- NEXT GEN GALLERY UPLOAD — Okay, finally, I’ve got a gallery in Mylio ready to go, and I have to upload it to WordPress. I could “cheat” and try to import the photos directly from the Piwigo site a few cyber folders away, but while it would save upload time, I’d lose all the captions and keywords. Hence why I’m doing it completely anally this time. I name the new gallery according to a very specific filenaming convention to give me an easily sortable list, add file links, and say UPLOAD. Oddly, it has a limited number of formats that it likes. Video is not one of them, and if it hits a video, it just ignores it. I would rather it said, “Hey, VIDEO HERE”. But alas, it doesn’t.
- CREATE A GALLERY PAGE — Now that I’ve uploaded a gallery, such as 2005-01 January, I create a page on the website to “embed” the gallery with the right layout, templates, etc. and ensuring the right file structure so the URLs have a simple and easy to navigate structure. And making sure it doesn’t conflict with my PIWIGO install. Yikes. I also add a light touch to the page with a description describing the photos in the gallery (mostly a copy/paste from earlier descriptions). Unfortunately, Mylio doesn’t do descriptions of folders, just images. So this part is still manual.
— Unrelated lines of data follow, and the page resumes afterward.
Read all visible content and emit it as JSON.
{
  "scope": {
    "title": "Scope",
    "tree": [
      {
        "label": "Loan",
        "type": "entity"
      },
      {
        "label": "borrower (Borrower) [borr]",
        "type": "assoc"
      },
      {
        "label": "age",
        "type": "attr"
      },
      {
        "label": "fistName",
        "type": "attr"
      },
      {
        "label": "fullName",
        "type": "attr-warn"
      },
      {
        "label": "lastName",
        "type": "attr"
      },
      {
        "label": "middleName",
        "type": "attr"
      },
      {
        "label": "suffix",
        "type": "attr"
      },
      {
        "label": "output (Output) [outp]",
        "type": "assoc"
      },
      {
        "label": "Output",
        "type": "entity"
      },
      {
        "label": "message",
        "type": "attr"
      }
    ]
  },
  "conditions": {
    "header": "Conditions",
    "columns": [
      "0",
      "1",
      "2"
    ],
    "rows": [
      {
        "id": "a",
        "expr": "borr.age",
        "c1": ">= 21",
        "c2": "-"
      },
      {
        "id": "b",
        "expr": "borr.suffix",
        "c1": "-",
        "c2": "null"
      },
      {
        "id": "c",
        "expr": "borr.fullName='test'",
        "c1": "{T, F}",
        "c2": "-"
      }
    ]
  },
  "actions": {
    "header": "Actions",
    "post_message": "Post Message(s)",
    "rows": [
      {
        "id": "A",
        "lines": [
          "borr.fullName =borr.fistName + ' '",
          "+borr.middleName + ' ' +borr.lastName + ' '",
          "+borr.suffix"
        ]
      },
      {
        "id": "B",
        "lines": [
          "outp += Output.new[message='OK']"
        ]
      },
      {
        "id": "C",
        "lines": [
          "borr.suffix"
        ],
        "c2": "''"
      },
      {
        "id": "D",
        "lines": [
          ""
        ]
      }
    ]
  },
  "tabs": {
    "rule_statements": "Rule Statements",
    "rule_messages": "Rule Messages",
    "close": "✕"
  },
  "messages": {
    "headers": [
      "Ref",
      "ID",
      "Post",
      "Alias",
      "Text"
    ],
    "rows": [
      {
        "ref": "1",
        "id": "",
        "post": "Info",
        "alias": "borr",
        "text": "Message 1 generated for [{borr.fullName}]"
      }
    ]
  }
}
- ADD VIDEOS — Before finishingthe page, I upload any videos for that gallery and save them manually to the bottom of the Thumbnail page. Add a few captions, tweak the layout a bit for size of the video player, then save, publish, and the page is good to go.
- MODIFY GALLERY DESCRIPTION — Once I have written my little description as the intro to the page, I copy and paste it over to the actual database and have Next Gen Gallery remember it. There’s an option to display ALBUMS of sub-galleries, and I can have it both keep a description to show online in a virtual page, as well as make sure cover photos are showing for each gallery.
- FACEBOOK — Once the gallery is “finished” and the page is good to go, I share it on Facebook, along with the description and tag Andrea.
- MOVE BACKUP PICTURES — Back at the start, I moved a temporary copy into a working folder for Mylio to play with. The import process creates a copy and saves it somewhere else, so I can delete the folder. However, I do have two other folders to manage — the collection of photos that have been successfully uploaded, and the collection of photos still to be processed. Both include ALL the photos — extras, videos, maybe even some text files if there was something relevant to the “event”. All those get moved to a backup directory so that I don’t lose everything if I lose a disk drive in my computer. Plus of course all the areas (Mylio, TO BE UPLOADED, and UPLOADED) are backed up separately too.
And since I’m completely anal, I have a tracking sheet for each year. For 2005, I have 19 separate galleries to do (12 months plus 7 special events) with 12 steps above. This means a total of 228 steps to cover the year. Some are a bit time-consuming, some are pretty short. But I track them to make sure I don’t miss any steps and suddenly find myself with “some photos” processed and others in the same folders not even reviewed. Like I said, anal-retentive.
I wouldn’t say I’m completely satisfied with everything, but I do really like having it all in one install of WordPress rather than separate installs. Particularly as I often blog about events that match the photos — now I can embed the gallery and blog around the pics more easily than embedding separate photos as I had to before.
It’s a work in progress, as my blog always is. But I’m pretty satisfied with my progress so far. Ask me in a year when I get through all the galleries and get caught back up.